The British judiciary on Monday ordered defunct chemical trader Savaro Ltd. to pay over £1 million in damages after an earlier ruling found it liable for the Aug. 4, 2020 Beirut port blast. The Beirut Bar Association and relatives of the blast victims welcomed the decision, seeing this first blast-related restitution as a step towards achieving justice. In February, London’s High Court of Justice found Savaro liable to victims of the blast. Savaro is thought to have ordered the shipment of ammonium nitrate which detonated on Aug. 4, 2020. Nearly three years after the blast, victims’ relatives regularly protest the paralysis of the Lebanese probe into the explosion — which has been suspended for over a year due to unresolved complaints against the lead investigator, judge Tarek Bitar.

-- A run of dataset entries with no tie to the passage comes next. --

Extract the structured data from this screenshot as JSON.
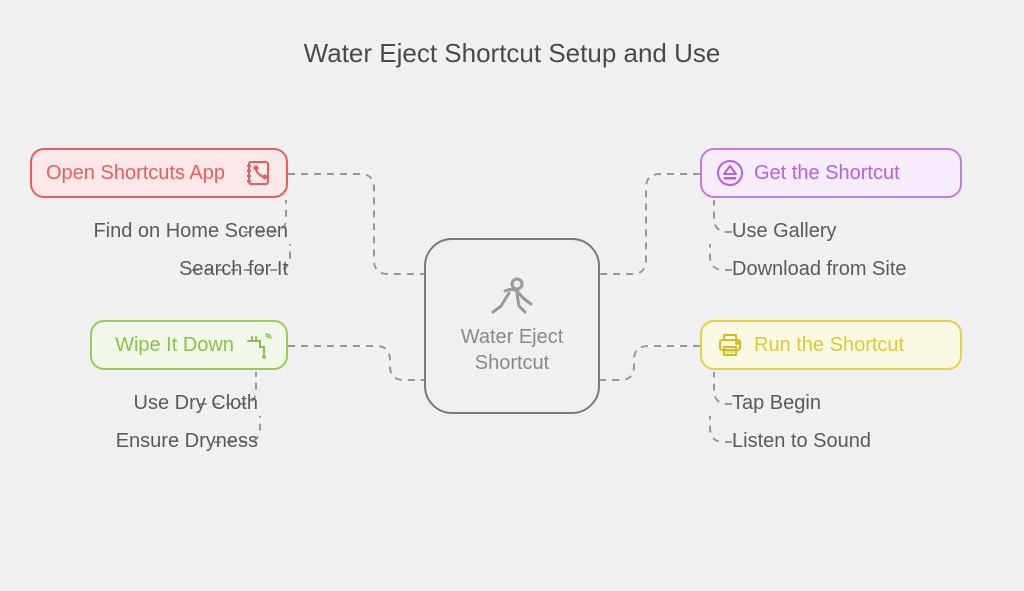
{
  "title": "Water Eject Shortcut Setup and Use",
  "center": {
    "label": "Water Eject\nShortcut"
  },
  "nodes": {
    "top_left": {
      "label": "Open Shortcuts App",
      "items": [
        "Find on Home Screen",
        "Search for It"
      ]
    },
    "top_right": {
      "label": "Get the Shortcut",
      "items": [
        "Use Gallery",
        "Download from Site"
      ]
    },
    "bottom_left": {
      "label": "Wipe It Down",
      "items": [
        "Use Dry Cloth",
        "Ensure Dryness"
      ]
    },
    "bottom_right": {
      "label": "Run the Shortcut",
      "items": [
        "Tap Begin",
        "Listen to Sound"
      ]
    }
  }
}
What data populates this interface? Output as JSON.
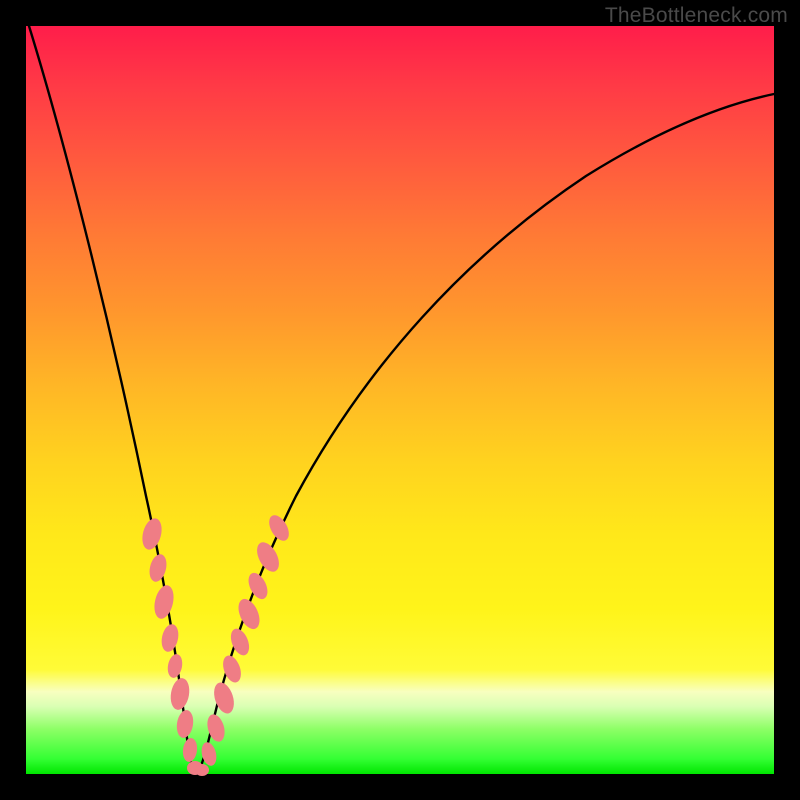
{
  "watermark": "TheBottleneck.com",
  "chart_data": {
    "type": "line",
    "title": "",
    "xlabel": "",
    "ylabel": "",
    "xlim": [
      0,
      100
    ],
    "ylim": [
      0,
      100
    ],
    "grid": false,
    "legend": false,
    "series": [
      {
        "name": "bottleneck-curve",
        "x": [
          0,
          3,
          6,
          9,
          12,
          14,
          16,
          18,
          19,
          20,
          21,
          22,
          23,
          24,
          25,
          27,
          30,
          34,
          40,
          48,
          58,
          70,
          84,
          100
        ],
        "y": [
          100,
          88,
          76,
          64,
          52,
          42,
          32,
          22,
          16,
          10,
          3,
          0,
          3,
          8,
          14,
          22,
          33,
          44,
          56,
          66,
          75,
          82,
          87,
          90
        ]
      }
    ],
    "markers": {
      "name": "highlighted-points",
      "color": "#ef7d85",
      "left_arm": {
        "x": [
          16.2,
          17.1,
          18.0,
          18.8,
          19.1,
          19.6,
          20.2,
          20.7,
          21.1
        ],
        "y": [
          30.5,
          24.5,
          19.0,
          13.0,
          10.5,
          7.0,
          4.0,
          1.8,
          0.6
        ]
      },
      "right_arm": {
        "x": [
          22.8,
          23.4,
          24.1,
          24.9,
          25.6,
          26.4,
          27.2,
          28.2,
          29.6,
          31.0
        ],
        "y": [
          2.2,
          5.0,
          8.5,
          12.2,
          15.6,
          19.2,
          22.5,
          26.3,
          30.8,
          34.8
        ]
      },
      "bottom": {
        "x": [
          21.4,
          21.8,
          22.2
        ],
        "y": [
          0.2,
          0.1,
          0.4
        ]
      }
    },
    "background_bands": [
      {
        "from_y": 100,
        "to_y": 14,
        "color_top": "#ff1d4a",
        "color_bottom": "#fff41a"
      },
      {
        "from_y": 14,
        "to_y": 0,
        "color_top": "#fffb37",
        "color_bottom": "#00e600"
      }
    ]
  }
}
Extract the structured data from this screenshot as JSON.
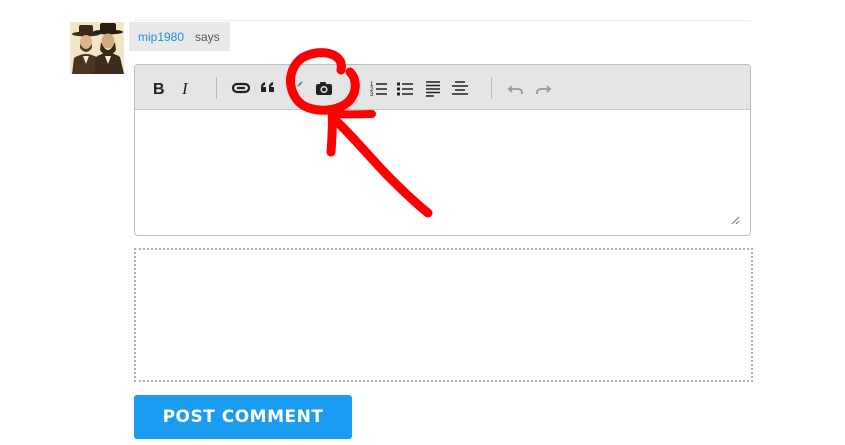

The United Nations International Organization for Migration (IOM) claimed that irregular migration attempts departing from Lebanon were behind “nearly half” of the 378 deaths on the Eastern Mediterranean route in 2022. The IOM’s report published yesterday found that 3,800 people died in migration attempts throughout the Middle East and North Africa last year, a record high since 2017. The report noted that the actual death toll “is likely much higher than reported.” The region "accounted for more than half of the total 6,877 deaths recorded worldwide," the IOM said. Irregular departures from Lebanon’s shores more than doubled for a second year in 2022 amid increasingly dire living circumstances.
Kataeb MP Nadim Gemayel (Beirut I) confirmed to L’Orient Today that a “model of a bomb that is not suitable for detonation” was found near his residence. “I want to clarify that the location of the grenade is situated outside the perimeter of my residence,” Gemayel said. Speaking to local media, Deputy Secretary-General of the Kataeb Party Patrick Richa interpreted the grenade as “a message” ahead of today’s parliamentary presidential election session. Nadim's father was Bachir Gemayel, the founder of the Lebanese Forces militia during the Lebanese Civil War who was elected president in 1982 but assassinated in a bomb explosion before taking office. Nadim's cousin, Pierre Gemayel, a former Lebanese Kataeb party politician, was also assassinated in 2006 in Lebanon.
In case you missed it, here’s our must-read story from yesterday: “Six points to keep in mind for Wednesday’s presidential electoral session”
Compiled by Abbas Mahfouz